***** Records supplied *****
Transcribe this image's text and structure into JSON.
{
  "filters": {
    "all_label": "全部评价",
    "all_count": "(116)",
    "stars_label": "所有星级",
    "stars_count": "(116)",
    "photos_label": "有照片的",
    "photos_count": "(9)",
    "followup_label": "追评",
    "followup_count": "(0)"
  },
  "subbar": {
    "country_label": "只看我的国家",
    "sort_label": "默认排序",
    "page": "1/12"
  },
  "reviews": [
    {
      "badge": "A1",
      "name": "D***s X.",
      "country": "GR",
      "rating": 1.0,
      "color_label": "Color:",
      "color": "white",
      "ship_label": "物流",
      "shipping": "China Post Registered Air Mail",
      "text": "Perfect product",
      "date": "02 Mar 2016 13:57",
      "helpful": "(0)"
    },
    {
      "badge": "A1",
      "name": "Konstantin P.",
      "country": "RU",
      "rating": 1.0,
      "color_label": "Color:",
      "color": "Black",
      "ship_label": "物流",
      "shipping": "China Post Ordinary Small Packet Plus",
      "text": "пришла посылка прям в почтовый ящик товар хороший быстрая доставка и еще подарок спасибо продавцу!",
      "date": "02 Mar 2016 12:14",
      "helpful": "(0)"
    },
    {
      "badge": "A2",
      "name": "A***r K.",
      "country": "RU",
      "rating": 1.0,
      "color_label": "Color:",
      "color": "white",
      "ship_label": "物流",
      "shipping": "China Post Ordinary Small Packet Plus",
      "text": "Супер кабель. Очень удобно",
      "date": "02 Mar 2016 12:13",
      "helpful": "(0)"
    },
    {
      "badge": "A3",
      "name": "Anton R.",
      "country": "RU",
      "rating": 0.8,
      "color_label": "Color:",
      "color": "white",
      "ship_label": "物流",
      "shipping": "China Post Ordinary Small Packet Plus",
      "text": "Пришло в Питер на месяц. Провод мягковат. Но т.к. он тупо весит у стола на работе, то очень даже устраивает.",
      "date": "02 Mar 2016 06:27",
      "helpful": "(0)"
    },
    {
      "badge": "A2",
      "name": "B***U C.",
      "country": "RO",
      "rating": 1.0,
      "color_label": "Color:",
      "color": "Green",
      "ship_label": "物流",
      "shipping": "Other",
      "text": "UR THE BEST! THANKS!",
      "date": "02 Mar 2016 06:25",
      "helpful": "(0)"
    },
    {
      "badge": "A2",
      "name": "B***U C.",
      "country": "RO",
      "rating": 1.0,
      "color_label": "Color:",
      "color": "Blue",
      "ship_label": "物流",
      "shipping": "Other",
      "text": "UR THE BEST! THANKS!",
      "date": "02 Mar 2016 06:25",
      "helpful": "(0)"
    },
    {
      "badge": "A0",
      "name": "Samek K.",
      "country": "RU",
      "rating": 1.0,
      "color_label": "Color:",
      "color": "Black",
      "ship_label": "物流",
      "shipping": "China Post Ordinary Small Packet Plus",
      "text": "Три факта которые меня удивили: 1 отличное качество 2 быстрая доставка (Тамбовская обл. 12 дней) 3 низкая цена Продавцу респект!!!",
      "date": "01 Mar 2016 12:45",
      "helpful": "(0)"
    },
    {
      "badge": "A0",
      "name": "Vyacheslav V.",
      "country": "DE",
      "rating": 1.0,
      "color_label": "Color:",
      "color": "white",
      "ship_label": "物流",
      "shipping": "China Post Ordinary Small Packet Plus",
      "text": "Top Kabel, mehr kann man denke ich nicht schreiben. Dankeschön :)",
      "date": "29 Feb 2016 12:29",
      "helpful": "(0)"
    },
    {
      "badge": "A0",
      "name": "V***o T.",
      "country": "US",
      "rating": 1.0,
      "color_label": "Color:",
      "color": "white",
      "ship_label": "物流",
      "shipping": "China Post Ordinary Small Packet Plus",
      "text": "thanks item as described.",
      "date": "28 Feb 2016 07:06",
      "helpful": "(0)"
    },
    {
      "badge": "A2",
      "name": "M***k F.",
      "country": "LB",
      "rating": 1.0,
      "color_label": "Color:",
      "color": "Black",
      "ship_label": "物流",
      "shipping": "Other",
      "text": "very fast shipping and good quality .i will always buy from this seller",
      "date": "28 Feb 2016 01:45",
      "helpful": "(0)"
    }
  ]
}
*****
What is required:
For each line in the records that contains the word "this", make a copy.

Response:
Transcribe this image's text and structure into JSON.
      "text": "very fast shipping and good quality .i will always buy from this seller",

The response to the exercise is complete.